• Directions for this task:
Below are records. Copy every line with "February" in it.

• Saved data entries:
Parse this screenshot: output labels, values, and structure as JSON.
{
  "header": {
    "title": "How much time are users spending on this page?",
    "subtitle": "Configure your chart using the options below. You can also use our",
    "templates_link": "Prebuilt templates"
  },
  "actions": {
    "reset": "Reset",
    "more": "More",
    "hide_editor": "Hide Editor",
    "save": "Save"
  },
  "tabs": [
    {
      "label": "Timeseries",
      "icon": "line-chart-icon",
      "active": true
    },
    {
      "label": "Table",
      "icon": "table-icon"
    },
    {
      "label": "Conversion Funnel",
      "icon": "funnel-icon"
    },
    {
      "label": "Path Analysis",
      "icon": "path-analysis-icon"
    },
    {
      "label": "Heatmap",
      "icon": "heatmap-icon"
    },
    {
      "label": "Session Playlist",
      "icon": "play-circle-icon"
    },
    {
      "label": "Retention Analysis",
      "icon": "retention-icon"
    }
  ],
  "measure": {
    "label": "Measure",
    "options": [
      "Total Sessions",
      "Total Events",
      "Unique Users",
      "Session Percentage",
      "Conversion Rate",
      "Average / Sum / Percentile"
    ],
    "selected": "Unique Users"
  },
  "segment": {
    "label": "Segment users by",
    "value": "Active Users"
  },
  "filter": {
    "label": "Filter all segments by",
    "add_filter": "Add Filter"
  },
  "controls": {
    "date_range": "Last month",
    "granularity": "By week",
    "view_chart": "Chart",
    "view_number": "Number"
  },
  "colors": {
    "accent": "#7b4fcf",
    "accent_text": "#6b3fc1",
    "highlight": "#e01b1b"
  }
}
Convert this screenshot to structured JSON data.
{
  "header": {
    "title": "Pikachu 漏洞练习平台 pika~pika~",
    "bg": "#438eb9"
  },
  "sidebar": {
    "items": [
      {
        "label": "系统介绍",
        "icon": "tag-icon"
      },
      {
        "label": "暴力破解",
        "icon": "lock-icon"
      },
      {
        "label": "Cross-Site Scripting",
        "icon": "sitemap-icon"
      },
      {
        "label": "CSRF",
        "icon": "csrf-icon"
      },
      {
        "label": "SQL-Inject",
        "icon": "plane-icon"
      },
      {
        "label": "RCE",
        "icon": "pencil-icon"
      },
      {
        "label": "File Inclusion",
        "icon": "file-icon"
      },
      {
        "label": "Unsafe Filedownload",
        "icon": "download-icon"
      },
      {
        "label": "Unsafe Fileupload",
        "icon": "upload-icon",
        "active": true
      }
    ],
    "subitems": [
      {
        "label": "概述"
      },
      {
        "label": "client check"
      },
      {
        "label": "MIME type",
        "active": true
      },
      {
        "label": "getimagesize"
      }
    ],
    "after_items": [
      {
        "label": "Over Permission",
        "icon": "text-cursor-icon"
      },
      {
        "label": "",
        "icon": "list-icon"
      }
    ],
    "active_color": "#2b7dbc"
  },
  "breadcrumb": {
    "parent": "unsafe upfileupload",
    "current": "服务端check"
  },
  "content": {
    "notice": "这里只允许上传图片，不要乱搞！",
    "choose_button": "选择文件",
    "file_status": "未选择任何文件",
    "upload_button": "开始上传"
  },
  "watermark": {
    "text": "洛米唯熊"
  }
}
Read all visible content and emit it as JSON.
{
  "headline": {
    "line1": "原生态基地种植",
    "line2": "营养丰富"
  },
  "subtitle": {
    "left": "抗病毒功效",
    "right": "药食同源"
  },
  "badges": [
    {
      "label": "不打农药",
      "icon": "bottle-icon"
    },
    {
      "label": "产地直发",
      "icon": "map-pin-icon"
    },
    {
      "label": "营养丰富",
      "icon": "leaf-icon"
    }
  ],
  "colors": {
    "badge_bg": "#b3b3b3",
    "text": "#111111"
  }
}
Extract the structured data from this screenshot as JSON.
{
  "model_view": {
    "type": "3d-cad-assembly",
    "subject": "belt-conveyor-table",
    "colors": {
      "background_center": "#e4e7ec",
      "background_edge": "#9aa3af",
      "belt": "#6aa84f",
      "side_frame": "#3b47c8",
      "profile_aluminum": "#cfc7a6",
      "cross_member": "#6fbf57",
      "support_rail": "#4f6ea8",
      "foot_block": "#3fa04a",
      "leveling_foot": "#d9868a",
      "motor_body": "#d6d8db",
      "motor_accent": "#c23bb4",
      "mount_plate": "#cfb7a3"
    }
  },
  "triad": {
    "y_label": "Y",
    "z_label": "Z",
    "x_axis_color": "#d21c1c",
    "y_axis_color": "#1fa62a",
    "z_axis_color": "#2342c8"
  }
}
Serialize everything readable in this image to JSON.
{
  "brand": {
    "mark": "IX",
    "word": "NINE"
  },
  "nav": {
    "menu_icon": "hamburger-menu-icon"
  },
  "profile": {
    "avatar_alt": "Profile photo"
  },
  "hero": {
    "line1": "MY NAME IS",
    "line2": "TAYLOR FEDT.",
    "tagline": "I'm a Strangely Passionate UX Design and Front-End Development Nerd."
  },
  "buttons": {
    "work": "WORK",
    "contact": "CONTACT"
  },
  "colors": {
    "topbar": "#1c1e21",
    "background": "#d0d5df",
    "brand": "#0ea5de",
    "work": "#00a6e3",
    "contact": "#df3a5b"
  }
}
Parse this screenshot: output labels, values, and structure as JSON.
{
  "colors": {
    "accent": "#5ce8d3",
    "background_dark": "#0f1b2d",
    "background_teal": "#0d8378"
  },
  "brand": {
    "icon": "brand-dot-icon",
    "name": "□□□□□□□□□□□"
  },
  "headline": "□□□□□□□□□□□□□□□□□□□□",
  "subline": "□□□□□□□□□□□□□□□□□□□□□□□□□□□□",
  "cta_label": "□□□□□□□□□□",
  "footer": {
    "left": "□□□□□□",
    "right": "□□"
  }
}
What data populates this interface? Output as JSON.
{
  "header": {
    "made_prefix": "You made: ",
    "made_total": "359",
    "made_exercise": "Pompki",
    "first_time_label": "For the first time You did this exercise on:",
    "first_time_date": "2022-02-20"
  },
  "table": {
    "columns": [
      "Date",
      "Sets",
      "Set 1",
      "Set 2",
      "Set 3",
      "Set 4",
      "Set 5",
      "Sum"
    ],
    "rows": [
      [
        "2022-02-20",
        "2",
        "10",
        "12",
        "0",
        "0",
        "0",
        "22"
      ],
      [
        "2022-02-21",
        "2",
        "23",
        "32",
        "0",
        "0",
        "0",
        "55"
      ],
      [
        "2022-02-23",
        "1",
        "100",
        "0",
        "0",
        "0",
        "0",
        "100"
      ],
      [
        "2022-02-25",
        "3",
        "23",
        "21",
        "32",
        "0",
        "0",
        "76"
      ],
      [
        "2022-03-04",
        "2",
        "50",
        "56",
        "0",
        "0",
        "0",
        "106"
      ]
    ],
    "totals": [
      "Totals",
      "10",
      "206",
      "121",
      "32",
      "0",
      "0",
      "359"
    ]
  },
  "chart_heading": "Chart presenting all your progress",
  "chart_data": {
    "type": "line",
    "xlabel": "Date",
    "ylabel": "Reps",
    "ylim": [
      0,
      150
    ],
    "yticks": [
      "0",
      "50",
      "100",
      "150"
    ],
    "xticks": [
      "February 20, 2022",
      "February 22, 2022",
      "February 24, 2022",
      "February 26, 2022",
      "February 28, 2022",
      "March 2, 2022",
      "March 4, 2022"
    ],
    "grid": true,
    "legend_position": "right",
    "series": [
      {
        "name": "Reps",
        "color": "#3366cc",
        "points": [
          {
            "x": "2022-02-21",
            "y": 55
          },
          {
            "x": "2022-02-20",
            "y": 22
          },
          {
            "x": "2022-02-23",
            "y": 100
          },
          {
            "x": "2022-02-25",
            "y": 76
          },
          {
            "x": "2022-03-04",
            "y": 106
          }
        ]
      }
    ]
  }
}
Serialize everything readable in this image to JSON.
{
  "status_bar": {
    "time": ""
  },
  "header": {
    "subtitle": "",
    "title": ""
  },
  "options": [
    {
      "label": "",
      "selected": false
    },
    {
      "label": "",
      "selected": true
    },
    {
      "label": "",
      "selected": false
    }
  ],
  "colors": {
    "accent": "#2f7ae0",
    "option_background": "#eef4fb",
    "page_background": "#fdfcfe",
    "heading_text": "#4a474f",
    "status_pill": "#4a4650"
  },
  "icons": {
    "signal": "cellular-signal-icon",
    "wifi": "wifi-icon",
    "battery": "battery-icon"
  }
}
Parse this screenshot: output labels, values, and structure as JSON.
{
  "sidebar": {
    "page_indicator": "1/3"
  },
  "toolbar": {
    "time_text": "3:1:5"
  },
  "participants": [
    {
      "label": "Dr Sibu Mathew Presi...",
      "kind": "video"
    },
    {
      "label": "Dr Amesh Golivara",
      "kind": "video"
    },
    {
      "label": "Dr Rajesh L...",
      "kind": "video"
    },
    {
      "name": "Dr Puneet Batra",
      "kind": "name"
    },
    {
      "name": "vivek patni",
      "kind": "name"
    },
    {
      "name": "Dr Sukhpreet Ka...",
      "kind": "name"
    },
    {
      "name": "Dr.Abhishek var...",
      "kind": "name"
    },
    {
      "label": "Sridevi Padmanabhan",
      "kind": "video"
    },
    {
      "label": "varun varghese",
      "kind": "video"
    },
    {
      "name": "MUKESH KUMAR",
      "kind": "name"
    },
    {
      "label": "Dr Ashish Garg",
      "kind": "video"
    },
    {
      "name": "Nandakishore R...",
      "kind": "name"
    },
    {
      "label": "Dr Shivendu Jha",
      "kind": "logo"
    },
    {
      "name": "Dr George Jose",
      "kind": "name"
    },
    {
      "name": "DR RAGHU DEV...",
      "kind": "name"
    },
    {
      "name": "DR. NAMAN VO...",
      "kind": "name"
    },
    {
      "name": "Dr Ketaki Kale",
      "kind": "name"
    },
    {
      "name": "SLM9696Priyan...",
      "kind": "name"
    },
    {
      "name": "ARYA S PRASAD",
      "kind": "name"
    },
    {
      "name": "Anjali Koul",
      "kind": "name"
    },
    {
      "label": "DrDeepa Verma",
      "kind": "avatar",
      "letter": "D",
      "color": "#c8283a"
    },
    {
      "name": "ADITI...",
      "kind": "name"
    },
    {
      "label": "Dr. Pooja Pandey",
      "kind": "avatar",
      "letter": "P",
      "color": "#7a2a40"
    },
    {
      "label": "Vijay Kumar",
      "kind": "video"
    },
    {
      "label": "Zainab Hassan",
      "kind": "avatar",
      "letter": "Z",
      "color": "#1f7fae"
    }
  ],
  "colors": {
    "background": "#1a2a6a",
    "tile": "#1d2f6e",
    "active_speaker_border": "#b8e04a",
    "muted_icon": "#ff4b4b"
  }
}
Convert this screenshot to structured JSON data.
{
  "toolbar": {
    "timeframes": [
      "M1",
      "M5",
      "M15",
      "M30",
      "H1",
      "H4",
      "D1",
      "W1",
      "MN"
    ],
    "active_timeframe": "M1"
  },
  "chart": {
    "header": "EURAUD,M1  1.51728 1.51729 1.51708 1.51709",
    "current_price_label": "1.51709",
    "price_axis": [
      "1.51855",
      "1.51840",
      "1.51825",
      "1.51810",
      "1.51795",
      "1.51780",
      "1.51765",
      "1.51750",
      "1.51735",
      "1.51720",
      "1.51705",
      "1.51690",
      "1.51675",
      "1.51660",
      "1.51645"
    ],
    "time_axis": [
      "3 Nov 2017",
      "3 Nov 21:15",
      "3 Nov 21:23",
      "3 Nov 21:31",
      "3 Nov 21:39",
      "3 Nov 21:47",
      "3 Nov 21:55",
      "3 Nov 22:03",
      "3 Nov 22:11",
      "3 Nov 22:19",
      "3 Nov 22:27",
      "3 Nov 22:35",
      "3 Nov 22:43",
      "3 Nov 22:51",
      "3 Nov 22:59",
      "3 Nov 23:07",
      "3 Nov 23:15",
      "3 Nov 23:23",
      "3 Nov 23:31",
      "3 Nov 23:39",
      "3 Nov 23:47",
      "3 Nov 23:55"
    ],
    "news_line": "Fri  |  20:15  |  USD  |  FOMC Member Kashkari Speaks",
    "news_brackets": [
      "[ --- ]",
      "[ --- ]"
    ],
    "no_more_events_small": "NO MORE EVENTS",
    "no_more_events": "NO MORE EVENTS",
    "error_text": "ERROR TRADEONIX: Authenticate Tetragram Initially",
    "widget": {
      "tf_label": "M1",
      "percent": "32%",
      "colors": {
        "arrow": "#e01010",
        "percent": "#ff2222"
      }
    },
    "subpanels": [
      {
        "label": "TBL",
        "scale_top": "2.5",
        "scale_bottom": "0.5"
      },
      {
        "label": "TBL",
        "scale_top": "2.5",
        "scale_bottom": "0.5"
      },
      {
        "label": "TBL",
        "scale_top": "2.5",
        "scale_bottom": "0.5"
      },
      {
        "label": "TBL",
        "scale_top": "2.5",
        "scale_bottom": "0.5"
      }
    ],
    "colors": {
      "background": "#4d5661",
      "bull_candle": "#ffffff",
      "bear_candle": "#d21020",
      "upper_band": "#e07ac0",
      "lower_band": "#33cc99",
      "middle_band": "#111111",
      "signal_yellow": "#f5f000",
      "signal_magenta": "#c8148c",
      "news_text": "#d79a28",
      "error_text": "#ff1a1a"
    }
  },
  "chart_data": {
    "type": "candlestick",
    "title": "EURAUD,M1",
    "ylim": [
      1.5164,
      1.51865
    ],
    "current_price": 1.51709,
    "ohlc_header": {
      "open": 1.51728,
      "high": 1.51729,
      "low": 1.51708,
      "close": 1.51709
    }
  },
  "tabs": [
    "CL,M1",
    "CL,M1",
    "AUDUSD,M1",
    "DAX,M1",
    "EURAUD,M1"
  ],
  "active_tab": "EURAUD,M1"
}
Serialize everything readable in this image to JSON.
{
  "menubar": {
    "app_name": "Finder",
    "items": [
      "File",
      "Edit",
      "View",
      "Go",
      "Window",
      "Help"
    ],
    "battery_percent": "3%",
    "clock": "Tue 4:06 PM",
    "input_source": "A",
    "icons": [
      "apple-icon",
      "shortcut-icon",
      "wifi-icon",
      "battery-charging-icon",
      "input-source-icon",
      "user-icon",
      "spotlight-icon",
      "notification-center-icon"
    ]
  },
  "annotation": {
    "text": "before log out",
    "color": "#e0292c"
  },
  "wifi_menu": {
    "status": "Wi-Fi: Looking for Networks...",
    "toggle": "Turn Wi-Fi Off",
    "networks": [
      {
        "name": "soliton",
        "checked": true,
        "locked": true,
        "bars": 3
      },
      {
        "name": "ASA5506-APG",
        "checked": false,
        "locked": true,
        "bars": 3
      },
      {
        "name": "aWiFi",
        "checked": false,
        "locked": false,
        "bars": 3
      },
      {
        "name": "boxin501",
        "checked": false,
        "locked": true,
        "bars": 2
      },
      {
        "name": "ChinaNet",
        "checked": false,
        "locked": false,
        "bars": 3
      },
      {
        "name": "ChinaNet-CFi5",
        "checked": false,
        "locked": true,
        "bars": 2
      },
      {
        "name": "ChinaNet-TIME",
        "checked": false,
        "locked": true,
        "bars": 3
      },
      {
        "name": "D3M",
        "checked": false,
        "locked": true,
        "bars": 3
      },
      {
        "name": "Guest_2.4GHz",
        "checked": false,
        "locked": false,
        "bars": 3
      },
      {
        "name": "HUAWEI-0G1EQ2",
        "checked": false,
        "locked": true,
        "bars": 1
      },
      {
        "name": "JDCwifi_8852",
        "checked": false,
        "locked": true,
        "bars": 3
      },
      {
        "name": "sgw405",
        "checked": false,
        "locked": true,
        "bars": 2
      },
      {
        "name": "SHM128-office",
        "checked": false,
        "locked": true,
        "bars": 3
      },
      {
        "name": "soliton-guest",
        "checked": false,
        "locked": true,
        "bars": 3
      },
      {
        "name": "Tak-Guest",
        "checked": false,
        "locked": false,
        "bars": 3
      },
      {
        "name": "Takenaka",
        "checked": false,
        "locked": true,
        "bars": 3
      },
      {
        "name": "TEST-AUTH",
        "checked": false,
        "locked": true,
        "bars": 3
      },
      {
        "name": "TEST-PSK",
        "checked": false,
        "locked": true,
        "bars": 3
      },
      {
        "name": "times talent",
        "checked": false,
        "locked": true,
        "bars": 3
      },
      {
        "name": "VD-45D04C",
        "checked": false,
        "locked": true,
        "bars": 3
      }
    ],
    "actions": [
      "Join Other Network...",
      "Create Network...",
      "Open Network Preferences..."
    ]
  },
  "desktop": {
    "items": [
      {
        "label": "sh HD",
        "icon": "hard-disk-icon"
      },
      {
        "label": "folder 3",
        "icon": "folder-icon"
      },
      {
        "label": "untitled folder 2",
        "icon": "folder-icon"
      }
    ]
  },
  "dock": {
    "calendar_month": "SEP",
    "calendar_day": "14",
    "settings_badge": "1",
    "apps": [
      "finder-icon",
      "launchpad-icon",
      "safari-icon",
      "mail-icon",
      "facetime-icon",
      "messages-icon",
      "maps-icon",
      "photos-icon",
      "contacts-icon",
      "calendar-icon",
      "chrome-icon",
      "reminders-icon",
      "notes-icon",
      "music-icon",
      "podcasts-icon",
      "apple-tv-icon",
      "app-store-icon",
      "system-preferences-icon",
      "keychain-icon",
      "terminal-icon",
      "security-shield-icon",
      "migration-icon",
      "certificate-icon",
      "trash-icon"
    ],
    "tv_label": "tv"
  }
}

• Exercise answer:
      "February 20, 2022",
      "February 22, 2022",
      "February 24, 2022",
      "February 26, 2022",
      "February 28, 2022",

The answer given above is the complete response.